other, when the wind nearly died away, and the
sea became as smooth as a fish-pond. As the ship
in sight was deemed likely to be coming from
England, some of our people had a great desire to
get along-side of her, in order to inquire what news
she brought. The boat was in consequence let
down into the sea, and the mate and several pas-
sengers got in and rowed away, until they had an
opportunity of getting on board; when they found
that she was a ship bound to Philadelphia from

After leaving this vessel, a young man from
Manchester having a desire to bathe in the sea,
all being smooth and calm, stripped himself for
that purpose. The Captain of the Philadelphia
ship observing this, took his speaking trumpet,
and warned him against going into the sea; as they
had observed a large shark hovering about them
all the morning; but the young man supposing he
was only in jest, paid no regard to him, and leaped
into the sea, where he swam about a little time,
and then got safely into the boat again.

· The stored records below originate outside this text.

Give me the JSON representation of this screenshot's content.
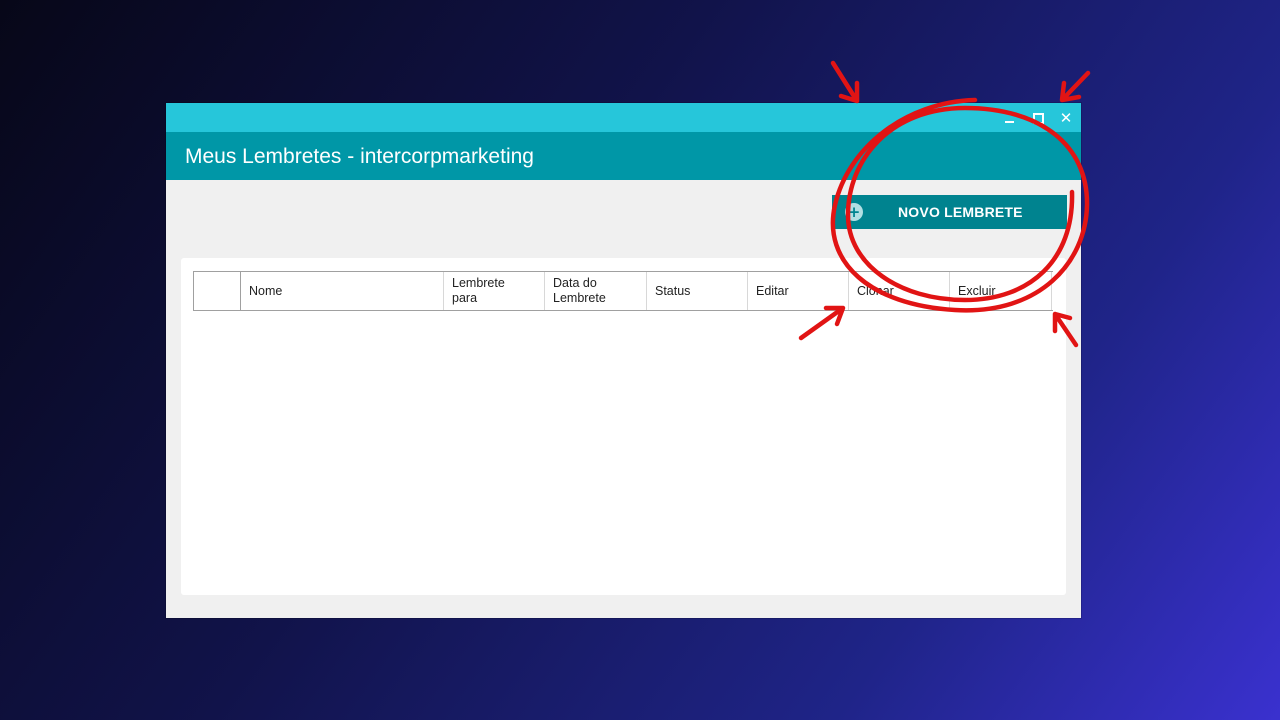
{
  "window": {
    "title": "Meus Lembretes - intercorpmarketing",
    "controls": {
      "minimize_icon": "minimize-icon",
      "maximize_icon": "maximize-icon",
      "close_icon": "close-icon",
      "close_glyph": "✕"
    }
  },
  "toolbar": {
    "new_button_label": "NOVO LEMBRETE",
    "new_button_icon": "plus-circle-icon",
    "new_button_glyph": "+"
  },
  "table": {
    "columns": [
      "",
      "Nome",
      "Lembrete\npara",
      "Data do\nLembrete",
      "Status",
      "Editar",
      "Clonar",
      "Excluir"
    ],
    "rows": []
  },
  "colors": {
    "titlebar": "#26c6da",
    "header": "#0097a7",
    "button": "#00838f",
    "annotation": "#e11414",
    "background_start": "#070718",
    "background_end": "#3a31cf"
  }
}
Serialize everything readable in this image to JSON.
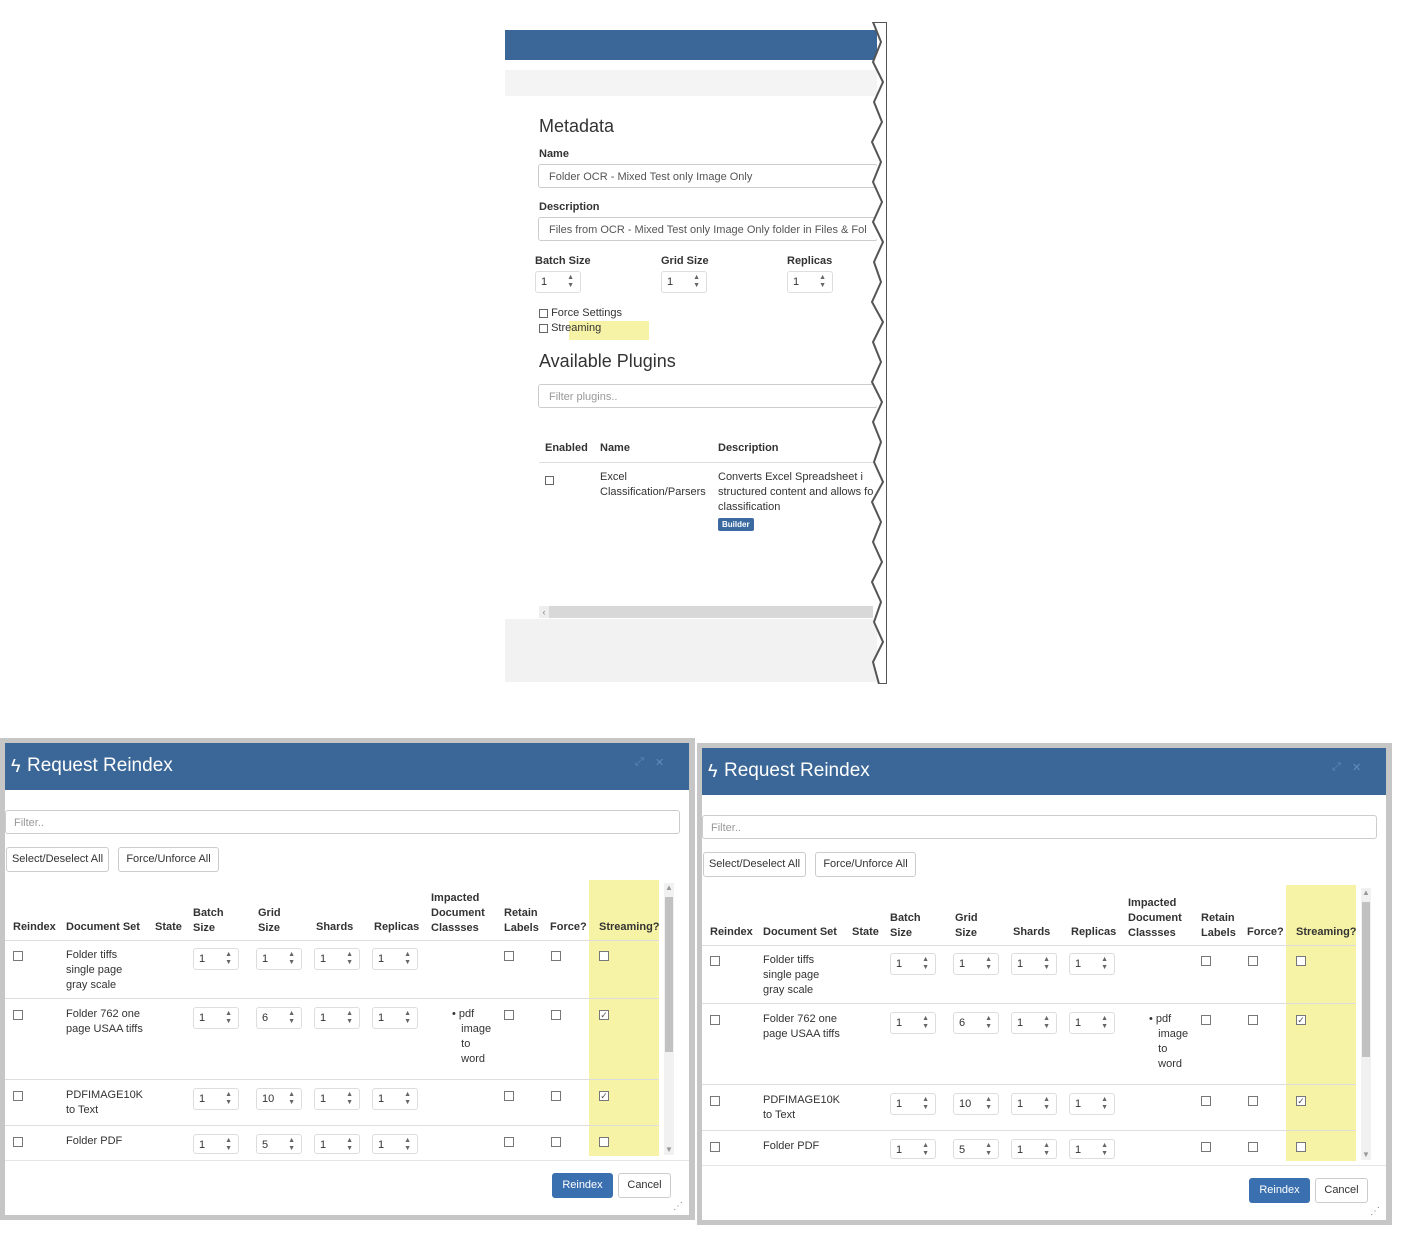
{
  "snippet": {
    "metadata_title": "Metadata",
    "name_label": "Name",
    "name_value": "Folder OCR - Mixed Test only Image Only",
    "description_label": "Description",
    "description_value": "Files from OCR - Mixed Test only Image Only folder in Files & Fol",
    "batch_size_label": "Batch Size",
    "batch_size_value": "1",
    "grid_size_label": "Grid Size",
    "grid_size_value": "1",
    "replicas_label": "Replicas",
    "replicas_value": "1",
    "force_settings_label": "Force Settings",
    "streaming_label": "Streaming",
    "plugins_title": "Available Plugins",
    "filter_placeholder": "Filter plugins..",
    "col_enabled": "Enabled",
    "col_name": "Name",
    "col_description": "Description",
    "plugin_name_1": "Excel",
    "plugin_name_2": "Classification/Parsers",
    "plugin_desc_1": "Converts Excel Spreadsheet i",
    "plugin_desc_2": "structured content and allows fo",
    "plugin_desc_3": "classification",
    "plugin_badge": "Builder"
  },
  "dialog": {
    "title": "Request Reindex",
    "filter_placeholder": "Filter..",
    "select_all": "Select/Deselect All",
    "force_all": "Force/Unforce All",
    "columns": {
      "reindex": "Reindex",
      "document_set": "Document Set",
      "state": "State",
      "batch_1": "Batch",
      "batch_2": "Size",
      "grid_1": "Grid",
      "grid_2": "Size",
      "shards": "Shards",
      "replicas": "Replicas",
      "impacted_1": "Impacted",
      "impacted_2": "Document",
      "impacted_3": "Classses",
      "retain_1": "Retain",
      "retain_2": "Labels",
      "force": "Force?",
      "streaming": "Streaming?"
    },
    "rows": [
      {
        "name_1": "Folder tiffs",
        "name_2": "single page",
        "name_3": "gray scale",
        "batch": "1",
        "grid": "1",
        "shards": "1",
        "replicas": "1",
        "streaming": false
      },
      {
        "name_1": "Folder 762 one",
        "name_2": "page USAA tiffs",
        "batch": "1",
        "grid": "6",
        "shards": "1",
        "replicas": "1",
        "impacted_1": "pdf",
        "impacted_2": "image",
        "impacted_3": "to",
        "impacted_4": "word",
        "streaming": true
      },
      {
        "name_1": "PDFIMAGE10K",
        "name_2": "to Text",
        "batch": "1",
        "grid": "10",
        "shards": "1",
        "replicas": "1",
        "streaming": true
      },
      {
        "name_1": "Folder PDF",
        "batch": "1",
        "grid": "5",
        "shards": "1",
        "replicas": "1",
        "streaming": false
      }
    ],
    "reindex_button": "Reindex",
    "cancel_button": "Cancel"
  },
  "colors": {
    "header_blue": "#3a6797",
    "primary_button": "#3a70b0",
    "highlight_yellow": "#f6f3a6"
  },
  "icons": [
    "bolt-icon",
    "expand-icon",
    "close-icon",
    "spinner-arrows-icon",
    "checkbox-icon",
    "resize-handle-icon"
  ]
}
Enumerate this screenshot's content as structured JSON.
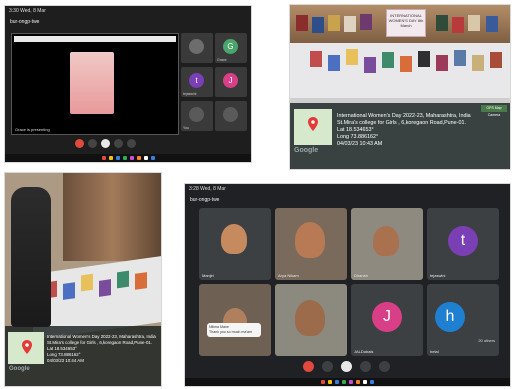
{
  "meet_top": {
    "status_time": "3:30 Wed, 8 Mar",
    "meeting_code": "bur-ongp-twe",
    "share_label": "Grace is presenting",
    "tiles": [
      {
        "initial": "",
        "name": "",
        "color": "#6d6d6d"
      },
      {
        "initial": "G",
        "name": "Grace",
        "color": "#4aa56b"
      },
      {
        "initial": "t",
        "name": "tejaswini",
        "color": "#7b3fb5"
      },
      {
        "initial": "J",
        "name": "",
        "color": "#d93f87"
      },
      {
        "initial": "",
        "name": "You",
        "color": "#5a5a5a"
      },
      {
        "initial": "",
        "name": "",
        "color": "#5a5a5a"
      }
    ]
  },
  "exhibit": {
    "banner_text": "INTERNATIONAL WOMEN'S DAY 8th March",
    "gps_badge": "GPS Map Camera",
    "lines": [
      "International Women's Day 2022-23, Maharashtra, India",
      "St.Mira's college for Girls , 6,koregaon Road,Pune-01.",
      "Lat 18.534653°",
      "Long 73.886162°",
      "04/03/23 10:43 AM"
    ],
    "google": "Google"
  },
  "library": {
    "lines": [
      "International Women's Day 2022-23, Maharashtra, India",
      "St.Mira's college for Girls , 6,koregaon Road,Pune-01.",
      "Lat 18.534653°",
      "Long 73.886162°",
      "04/03/23 10:44 AM"
    ],
    "google": "Google"
  },
  "meet_bottom": {
    "status_time": "3:28 Wed, 8 Mar",
    "meeting_code": "bur-ongp-twe",
    "tiles": [
      {
        "name": "Manjiri"
      },
      {
        "name": "Arya Nikam"
      },
      {
        "name": "Dhansh"
      },
      {
        "initial": "t",
        "name": "tejaswini",
        "color": "#7b3fb5"
      },
      {
        "name": ""
      },
      {
        "name": ""
      },
      {
        "initial": "J",
        "name": "JALDubals",
        "color": "#d93f87"
      },
      {
        "initial": "h",
        "name": "hetal",
        "color": "#1f7fd1"
      }
    ],
    "chat_name": "Nilima Mane",
    "chat_msg": "Thank you so much ma'am",
    "others": "20 others"
  }
}
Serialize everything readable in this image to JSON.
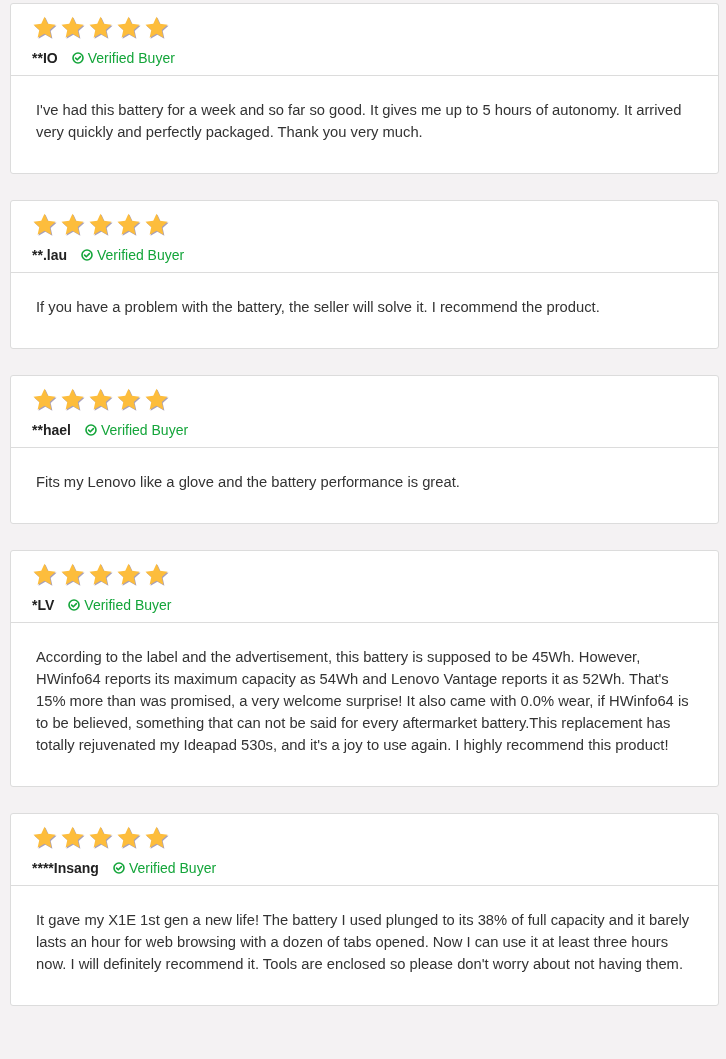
{
  "reviews": [
    {
      "stars": 5,
      "author": "**IO",
      "badge": "Verified Buyer",
      "text": "I've had this battery for a week and so far so good. It gives me up to 5 hours of autonomy. It arrived very quickly and perfectly packaged. Thank you very much."
    },
    {
      "stars": 5,
      "author": "**.lau",
      "badge": "Verified Buyer",
      "text": "If you have a problem with the battery, the seller will solve it. I recommend the product."
    },
    {
      "stars": 5,
      "author": "**hael",
      "badge": "Verified Buyer",
      "text": "Fits my Lenovo like a glove and the battery performance is great."
    },
    {
      "stars": 5,
      "author": "*LV",
      "badge": "Verified Buyer",
      "text": "According to the label and the advertisement, this battery is supposed to be 45Wh. However, HWinfo64 reports its maximum capacity as 54Wh and Lenovo Vantage reports it as 52Wh. That's 15% more than was promised, a very welcome surprise! It also came with 0.0% wear, if HWinfo64 is to be believed, something that can not be said for every aftermarket battery.This replacement has totally rejuvenated my Ideapad 530s, and it's a joy to use again. I highly recommend this product!"
    },
    {
      "stars": 5,
      "author": "****Insang",
      "badge": "Verified Buyer",
      "text": "It gave my X1E 1st gen a new life! The battery I used plunged to its 38% of full capacity and it barely lasts an hour for web browsing with a dozen of tabs opened. Now I can use it at least three hours now. I will definitely recommend it. Tools are enclosed so please don't worry about not having them."
    }
  ]
}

How-
ever, on the boat's approaching our vessel, the
shark was discovered in company with her, watch-
ing for his prey, and continued hovering round
our ship for some time. Looking at all the cir-
cumstances of the case, it may be considered a
singular and wonderful preservation, that this